Well, much to my disappointment it didn't work that way.
Not even the pastor remarked about my article. It was a lesson. Non-writers have no idea, no inkling, not even a hint of how difficult it is to be accepted and published today. They take it all for granted.
Even family members don't understand the difficulty in writing a piece that hits the market. They have no idea of the sweat and blood and tears that go into writing an article that will be accepted, paid for and published.
It's a wonderful feeling to have work accepted. It's even more wonderful if someone will pay for something dreamed up in our own heads and there's nothing else out there exactly like it.
The need to be accepted is in many of us.
But why do we write?
There is also the feeling in many of us writers, that if we don't write we'll cease to exist. Then what? Could the world keep turning without us?
But my article was not in vain. I received a couple telephone calls from old family friends. They said the article was beautiful. That's all I needed to hear. I was accepted!
It's difficult being human. It's even more difficult to admit we're human and all our frailties that come along with it.

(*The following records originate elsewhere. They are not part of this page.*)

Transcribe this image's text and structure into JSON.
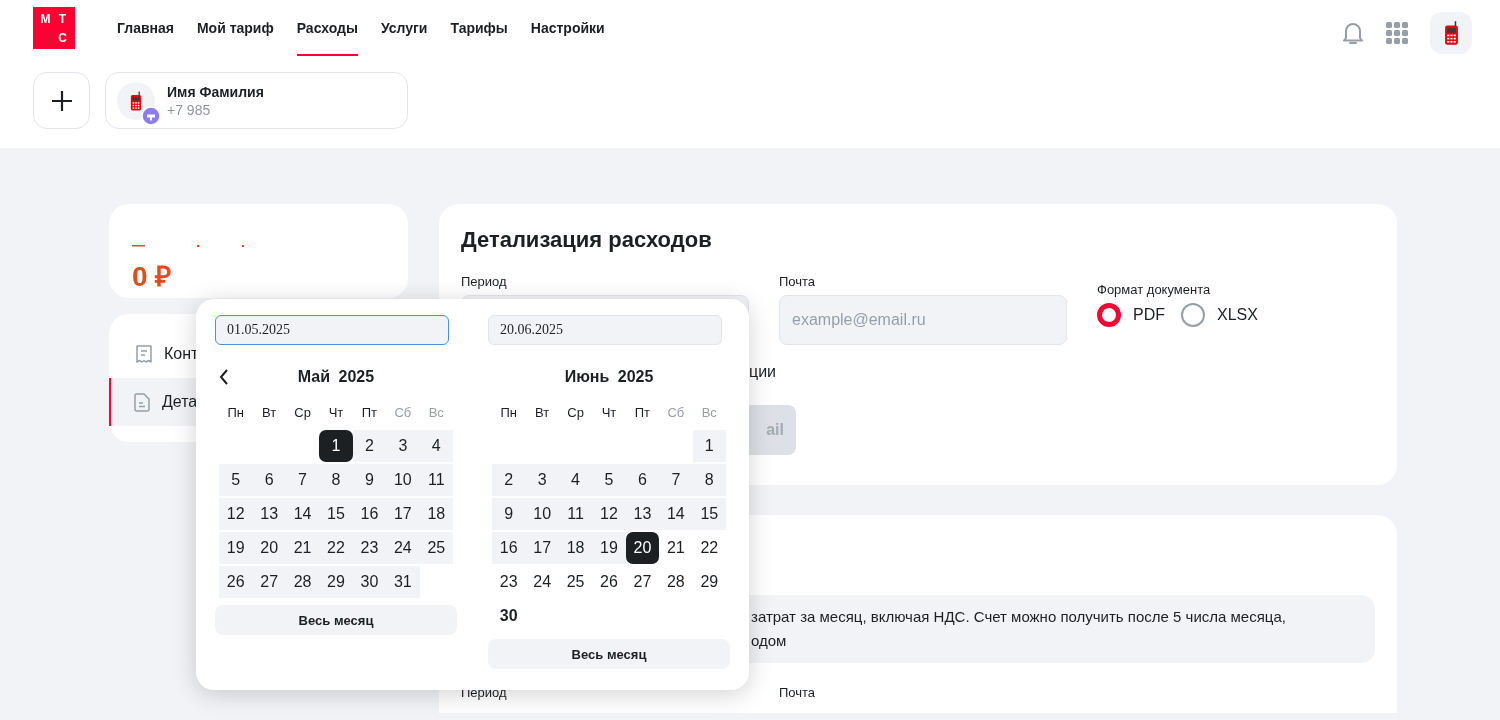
{
  "logo": {
    "letters": [
      "М",
      "Т",
      "С"
    ]
  },
  "nav": [
    {
      "label": "Главная",
      "selected": false
    },
    {
      "label": "Мой тариф",
      "selected": false
    },
    {
      "label": "Расходы",
      "selected": true
    },
    {
      "label": "Услуги",
      "selected": false
    },
    {
      "label": "Тарифы",
      "selected": false
    },
    {
      "label": "Настройки",
      "selected": false
    }
  ],
  "profile": {
    "name": "Имя Фамилия",
    "phone": "+7 985"
  },
  "balance": {
    "amount": "0 ₽"
  },
  "sidebar": {
    "items": [
      {
        "label": "Конт",
        "kind": "receipt",
        "selected": false
      },
      {
        "label": "Дета",
        "kind": "document",
        "selected": true
      }
    ]
  },
  "details": {
    "title": "Детализация расходов",
    "period_label": "Период",
    "email_label": "Почта",
    "email_placeholder": "example@email.ru",
    "format_label": "Формат документа",
    "formats": [
      {
        "label": "PDF",
        "selected": true
      },
      {
        "label": "XLSX",
        "selected": false
      }
    ],
    "option_text": "ции",
    "send_button": {
      "label": "ail",
      "disabled": true
    }
  },
  "invoice": {
    "info_lines": [
      "затрат за месяц, включая НДС. Счет можно получить после 5 числа месяца,",
      "одом"
    ],
    "period_label": "Период",
    "email_label": "Почта"
  },
  "date_picker": {
    "fields": [
      {
        "value": "01.05.2025",
        "focused": true
      },
      {
        "value": "20.06.2025",
        "focused": false
      }
    ],
    "months": [
      {
        "title": "Май 2025",
        "prev_arrow": true,
        "button": "Весь месяц",
        "weekdays": [
          {
            "label": "Пн",
            "weekend": false
          },
          {
            "label": "Вт",
            "weekend": false
          },
          {
            "label": "Ср",
            "weekend": false
          },
          {
            "label": "Чт",
            "weekend": false
          },
          {
            "label": "Пт",
            "weekend": false
          },
          {
            "label": "Сб",
            "weekend": true
          },
          {
            "label": "Вс",
            "weekend": true
          }
        ],
        "weeks": [
          [
            {
              "day": "1",
              "in_range": true,
              "selected": true,
              "today": false
            },
            {
              "day": "2",
              "in_range": true,
              "selected": false,
              "today": false
            },
            {
              "day": "3",
              "in_range": true,
              "selected": false,
              "today": false
            },
            {
              "day": "4",
              "in_range": true,
              "selected": false,
              "today": false
            }
          ],
          [
            {
              "day": "5",
              "in_range": true,
              "selected": false,
              "today": false
            },
            {
              "day": "6",
              "in_range": true,
              "selected": false,
              "today": false
            },
            {
              "day": "7",
              "in_range": true,
              "selected": false,
              "today": false
            },
            {
              "day": "8",
              "in_range": true,
              "selected": false,
              "today": false
            },
            {
              "day": "9",
              "in_range": true,
              "selected": false,
              "today": false
            },
            {
              "day": "10",
              "in_range": true,
              "selected": false,
              "today": false
            },
            {
              "day": "11",
              "in_range": true,
              "selected": false,
              "today": false
            }
          ],
          [
            {
              "day": "12",
              "in_range": true,
              "selected": false,
              "today": false
            },
            {
              "day": "13",
              "in_range": true,
              "selected": false,
              "today": false
            },
            {
              "day": "14",
              "in_range": true,
              "selected": false,
              "today": false
            },
            {
              "day": "15",
              "in_range": true,
              "selected": false,
              "today": false
            },
            {
              "day": "16",
              "in_range": true,
              "selected": false,
              "today": false
            },
            {
              "day": "17",
              "in_range": true,
              "selected": false,
              "today": false
            },
            {
              "day": "18",
              "in_range": true,
              "selected": false,
              "today": false
            }
          ],
          [
            {
              "day": "19",
              "in_range": true,
              "selected": false,
              "today": false
            },
            {
              "day": "20",
              "in_range": true,
              "selected": false,
              "today": false
            },
            {
              "day": "21",
              "in_range": true,
              "selected": false,
              "today": false
            },
            {
              "day": "22",
              "in_range": true,
              "selected": false,
              "today": false
            },
            {
              "day": "23",
              "in_range": true,
              "selected": false,
              "today": false
            },
            {
              "day": "24",
              "in_range": true,
              "selected": false,
              "today": false
            },
            {
              "day": "25",
              "in_range": true,
              "selected": false,
              "today": false
            }
          ],
          [
            {
              "day": "26",
              "in_range": true,
              "selected": false,
              "today": false
            },
            {
              "day": "27",
              "in_range": true,
              "selected": false,
              "today": false
            },
            {
              "day": "28",
              "in_range": true,
              "selected": false,
              "today": false
            },
            {
              "day": "29",
              "in_range": true,
              "selected": false,
              "today": false
            },
            {
              "day": "30",
              "in_range": true,
              "selected": false,
              "today": false
            },
            {
              "day": "31",
              "in_range": true,
              "selected": false,
              "today": false
            }
          ]
        ]
      },
      {
        "title": "Июнь 2025",
        "prev_arrow": false,
        "button": "Весь месяц",
        "weekdays": [
          {
            "label": "Пн",
            "weekend": false
          },
          {
            "label": "Вт",
            "weekend": false
          },
          {
            "label": "Ср",
            "weekend": false
          },
          {
            "label": "Чт",
            "weekend": false
          },
          {
            "label": "Пт",
            "weekend": false
          },
          {
            "label": "Сб",
            "weekend": true
          },
          {
            "label": "Вс",
            "weekend": true
          }
        ],
        "weeks": [
          [
            {
              "day": "1",
              "in_range": true,
              "selected": false,
              "today": false
            }
          ],
          [
            {
              "day": "2",
              "in_range": true,
              "selected": false,
              "today": false
            },
            {
              "day": "3",
              "in_range": true,
              "selected": false,
              "today": false
            },
            {
              "day": "4",
              "in_range": true,
              "selected": false,
              "today": false
            },
            {
              "day": "5",
              "in_range": true,
              "selected": false,
              "today": false
            },
            {
              "day": "6",
              "in_range": true,
              "selected": false,
              "today": false
            },
            {
              "day": "7",
              "in_range": true,
              "selected": false,
              "today": false
            },
            {
              "day": "8",
              "in_range": true,
              "selected": false,
              "today": false
            }
          ],
          [
            {
              "day": "9",
              "in_range": true,
              "selected": false,
              "today": false
            },
            {
              "day": "10",
              "in_range": true,
              "selected": false,
              "today": false
            },
            {
              "day": "11",
              "in_range": true,
              "selected": false,
              "today": false
            },
            {
              "day": "12",
              "in_range": true,
              "selected": false,
              "today": false
            },
            {
              "day": "13",
              "in_range": true,
              "selected": false,
              "today": false
            },
            {
              "day": "14",
              "in_range": true,
              "selected": false,
              "today": false
            },
            {
              "day": "15",
              "in_range": true,
              "selected": false,
              "today": false
            }
          ],
          [
            {
              "day": "16",
              "in_range": true,
              "selected": false,
              "today": false
            },
            {
              "day": "17",
              "in_range": true,
              "selected": false,
              "today": false
            },
            {
              "day": "18",
              "in_range": true,
              "selected": false,
              "today": false
            },
            {
              "day": "19",
              "in_range": true,
              "selected": false,
              "today": false
            },
            {
              "day": "20",
              "in_range": true,
              "selected": true,
              "today": false
            },
            {
              "day": "21",
              "in_range": false,
              "selected": false,
              "today": false
            },
            {
              "day": "22",
              "in_range": false,
              "selected": false,
              "today": false
            }
          ],
          [
            {
              "day": "23",
              "in_range": false,
              "selected": false,
              "today": false
            },
            {
              "day": "24",
              "in_range": false,
              "selected": false,
              "today": false
            },
            {
              "day": "25",
              "in_range": false,
              "selected": false,
              "today": false
            },
            {
              "day": "26",
              "in_range": false,
              "selected": false,
              "today": false
            },
            {
              "day": "27",
              "in_range": false,
              "selected": false,
              "today": false
            },
            {
              "day": "28",
              "in_range": false,
              "selected": false,
              "today": false
            },
            {
              "day": "29",
              "in_range": false,
              "selected": false,
              "today": false
            }
          ],
          [
            {
              "day": "30",
              "in_range": false,
              "selected": false,
              "today": true
            }
          ]
        ]
      }
    ]
  }
}
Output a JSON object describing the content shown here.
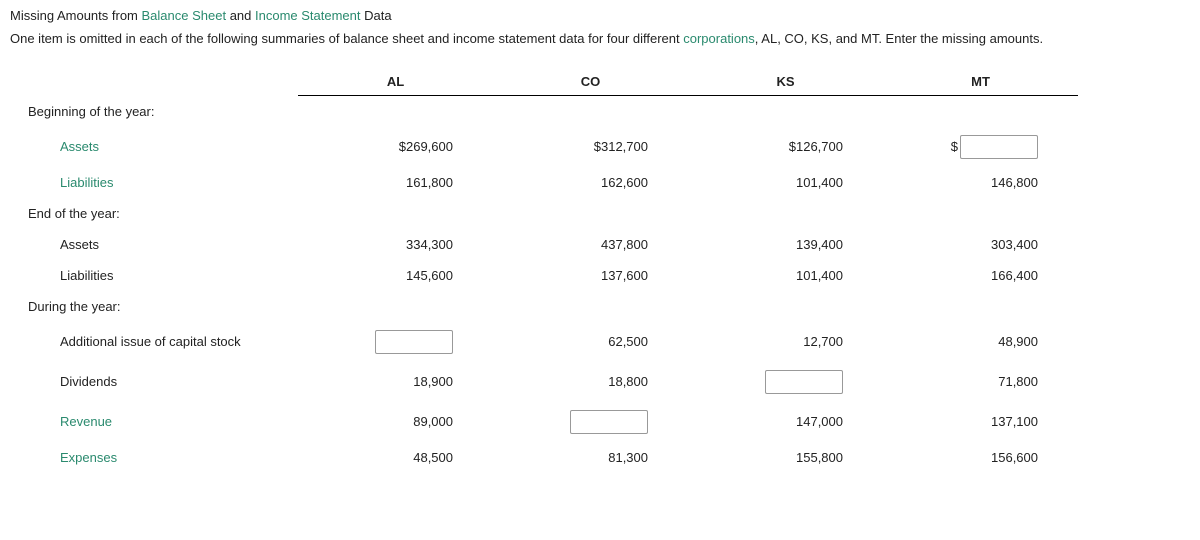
{
  "title_prefix": "Missing Amounts from ",
  "title_link1": "Balance Sheet",
  "title_mid": " and ",
  "title_link2": "Income Statement",
  "title_suffix": " Data",
  "intro_prefix": "One item is omitted in each of the following summaries of balance sheet and income statement data for four different ",
  "intro_link": "corporations",
  "intro_suffix": ", AL, CO, KS, and MT. Enter the missing amounts.",
  "headers": {
    "al": "AL",
    "co": "CO",
    "ks": "KS",
    "mt": "MT"
  },
  "sections": {
    "begin": "Beginning of the year:",
    "end": "End of the year:",
    "during": "During the year:"
  },
  "row_labels": {
    "assets": "Assets",
    "liabilities": "Liabilities",
    "assets2": "Assets",
    "liabilities2": "Liabilities",
    "add_stock": "Additional issue of capital stock",
    "dividends": "Dividends",
    "revenue": "Revenue",
    "expenses": "Expenses"
  },
  "values": {
    "begin_assets": {
      "al": "$269,600",
      "co": "$312,700",
      "ks": "$126,700",
      "mt_prefix": "$"
    },
    "begin_liab": {
      "al": "161,800",
      "co": "162,600",
      "ks": "101,400",
      "mt": "146,800"
    },
    "end_assets": {
      "al": "334,300",
      "co": "437,800",
      "ks": "139,400",
      "mt": "303,400"
    },
    "end_liab": {
      "al": "145,600",
      "co": "137,600",
      "ks": "101,400",
      "mt": "166,400"
    },
    "add_stock": {
      "co": "62,500",
      "ks": "12,700",
      "mt": "48,900"
    },
    "dividends": {
      "al": "18,900",
      "co": "18,800",
      "mt": "71,800"
    },
    "revenue": {
      "al": "89,000",
      "ks": "147,000",
      "mt": "137,100"
    },
    "expenses": {
      "al": "48,500",
      "co": "81,300",
      "ks": "155,800",
      "mt": "156,600"
    }
  }
}
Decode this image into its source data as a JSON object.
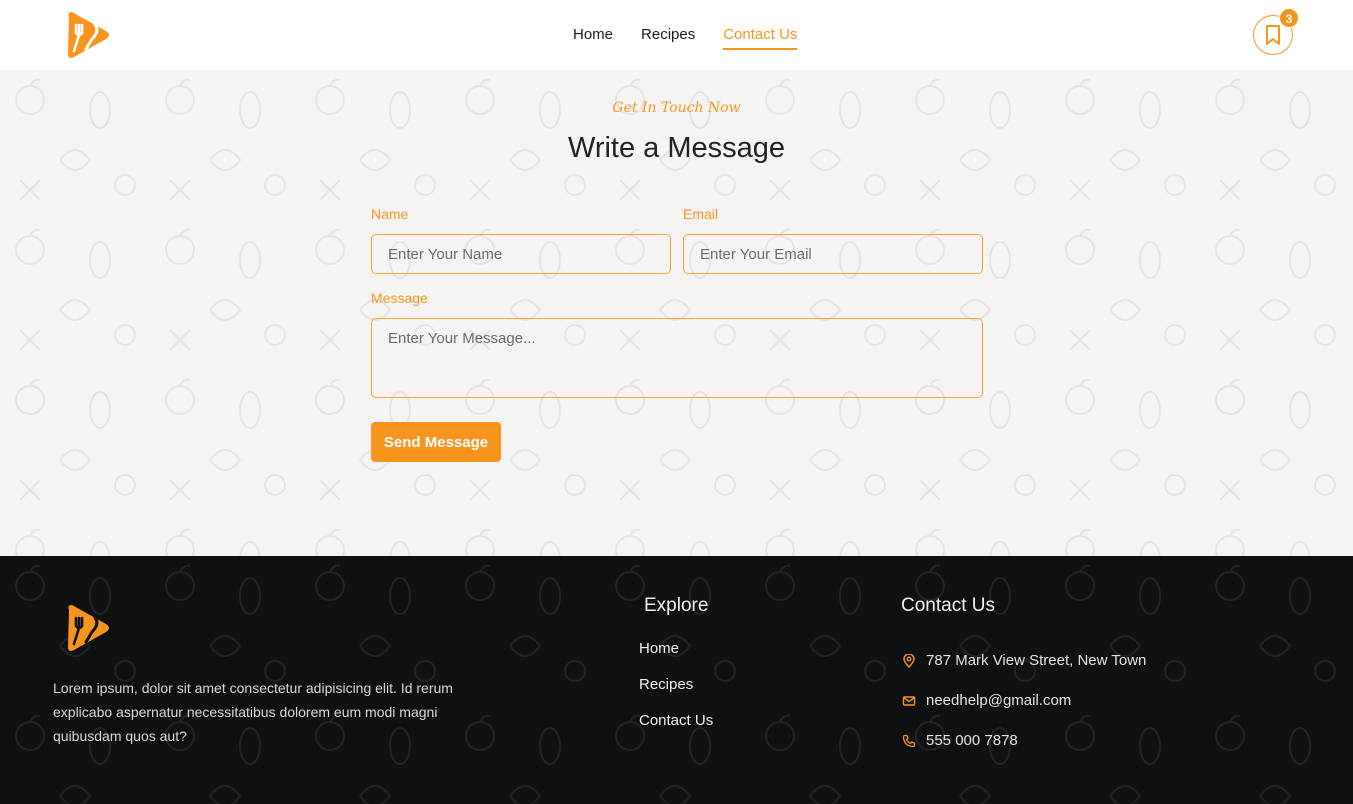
{
  "brand": {
    "logo_icon": "fork-knife-logo-icon",
    "accent_color": "#f7941d"
  },
  "nav": {
    "items": [
      {
        "label": "Home"
      },
      {
        "label": "Recipes"
      },
      {
        "label": "Contact Us",
        "active": true
      }
    ],
    "bookmark_icon": "bookmark-icon",
    "bookmark_count": "3"
  },
  "contact_form": {
    "eyebrow": "Get In Touch Now",
    "title": "Write a Message",
    "name_label": "Name",
    "name_placeholder": "Enter Your Name",
    "email_label": "Email",
    "email_placeholder": "Enter Your Email",
    "message_label": "Message",
    "message_placeholder": "Enter Your Message...",
    "submit_label": "Send Message"
  },
  "footer": {
    "about": "Lorem ipsum, dolor sit amet consectetur adipisicing elit. Id rerum explicabo aspernatur necessitatibus dolorem eum modi magni quibusdam quos aut?",
    "explore_title": "Explore",
    "explore_links": [
      "Home",
      "Recipes",
      "Contact Us"
    ],
    "contact_title": "Contact Us",
    "address": "787 Mark View Street, New Town",
    "email": "needhelp@gmail.com",
    "phone": "555 000 7878",
    "address_icon": "location-pin-icon",
    "email_icon": "envelope-icon",
    "phone_icon": "phone-icon"
  }
}
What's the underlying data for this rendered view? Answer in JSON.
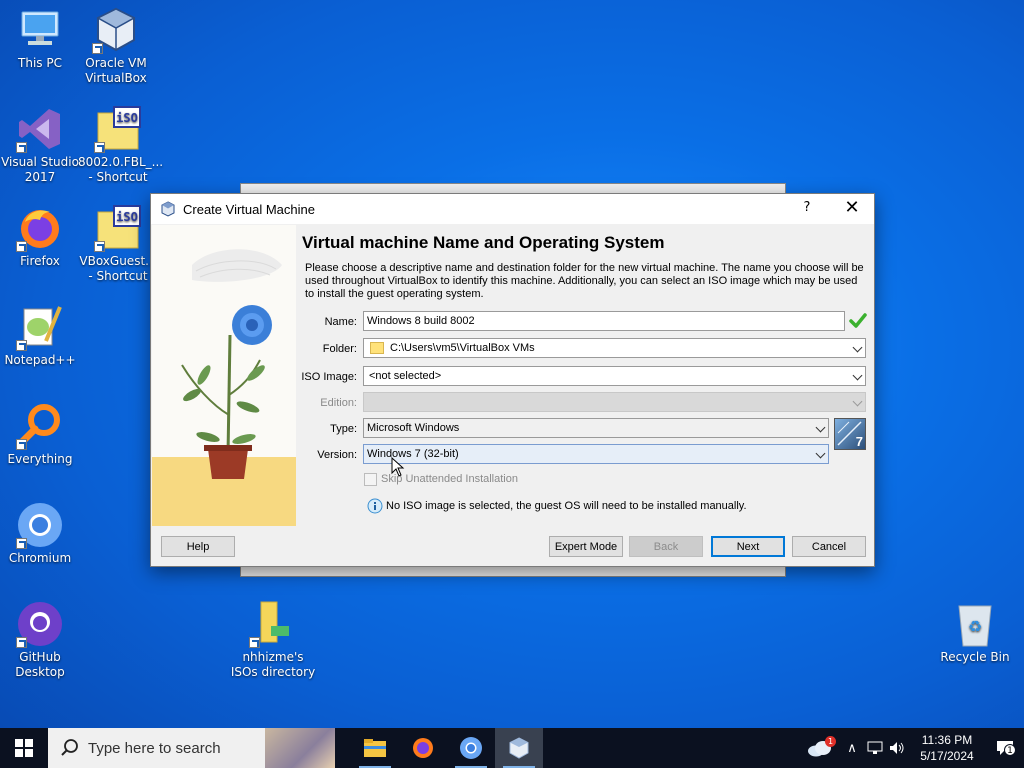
{
  "desktop": {
    "icons": [
      {
        "label": "This PC"
      },
      {
        "label": "Oracle VM VirtualBox"
      },
      {
        "label": "Visual Studio 2017"
      },
      {
        "label": "8002.0.FBL_... - Shortcut"
      },
      {
        "label": "Firefox"
      },
      {
        "label": "VBoxGuest... - Shortcut"
      },
      {
        "label": "Notepad++"
      },
      {
        "label": "Everything"
      },
      {
        "label": "Chromium"
      },
      {
        "label": "GitHub Desktop"
      },
      {
        "label": "nhhizme's ISOs directory"
      },
      {
        "label": "Recycle Bin"
      }
    ],
    "iso_badge": "iSO"
  },
  "dialog": {
    "title": "Create Virtual Machine",
    "help_glyph": "?",
    "close_glyph": "✕",
    "heading": "Virtual machine Name and Operating System",
    "description": "Please choose a descriptive name and destination folder for the new virtual machine. The name you choose will be used throughout VirtualBox to identify this machine. Additionally, you can select an ISO image which may be used to install the guest operating system.",
    "name_label": "Name:",
    "name_value": "Windows 8 build 8002",
    "folder_label": "Folder:",
    "folder_value": "C:\\Users\\vm5\\VirtualBox VMs",
    "iso_label": "ISO Image:",
    "iso_value": "<not selected>",
    "edition_label": "Edition:",
    "edition_value": "",
    "type_label": "Type:",
    "type_value": "Microsoft Windows",
    "version_label": "Version:",
    "version_value": "Windows 7 (32-bit)",
    "os_badge": "7",
    "skip_unattended_label": "Skip Unattended Installation",
    "skip_unattended_checked": false,
    "info_text": "No ISO image is selected, the guest OS will need to be installed manually.",
    "buttons": {
      "help": "Help",
      "expert": "Expert Mode",
      "back": "Back",
      "next": "Next",
      "cancel": "Cancel"
    }
  },
  "taskbar": {
    "search_placeholder": "Type here to search",
    "weather_badge": "1",
    "time": "11:36 PM",
    "date": "5/17/2024",
    "notification_count": "1"
  },
  "colors": {
    "desktop_blue": "#0a6fe6",
    "taskbar": "#0b1120",
    "accent": "#0078d7",
    "check_green": "#3bb12f"
  }
}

· Disappointed Writer? [AbsoluteVodka ]

Thursday, October 02, 2003

Thinking through radical evil

Sometimes life goes to school with philosophy, sometimes philosophy goes to school with life.
The first thing one noticed about him was his accent. It, like him, was one of a kind. It was a mix of guttural German and the brogueish, Scottish English he picked up in Aberdeen. His speech was punctuated by Yiddishisms, Hebrew, Greek and Arabic. Since he learned most of his English reading P.G. Woodhouse, who wrote about aristocrats, he would often unconsciously insert a posh phrase such as Right-O, which sounded funny coming from such a man of the people.
In God's Presence in History, he proposed his 614th commandment, for Jews to follow: Never grant Hitler a posthumous victory. The Holocaust may be incomprehensible, but Jews could refuse to collude with the Hitlerian goal of ending their 4,000-year history.

· Dangers of Playing Indifferent [NationalPost ]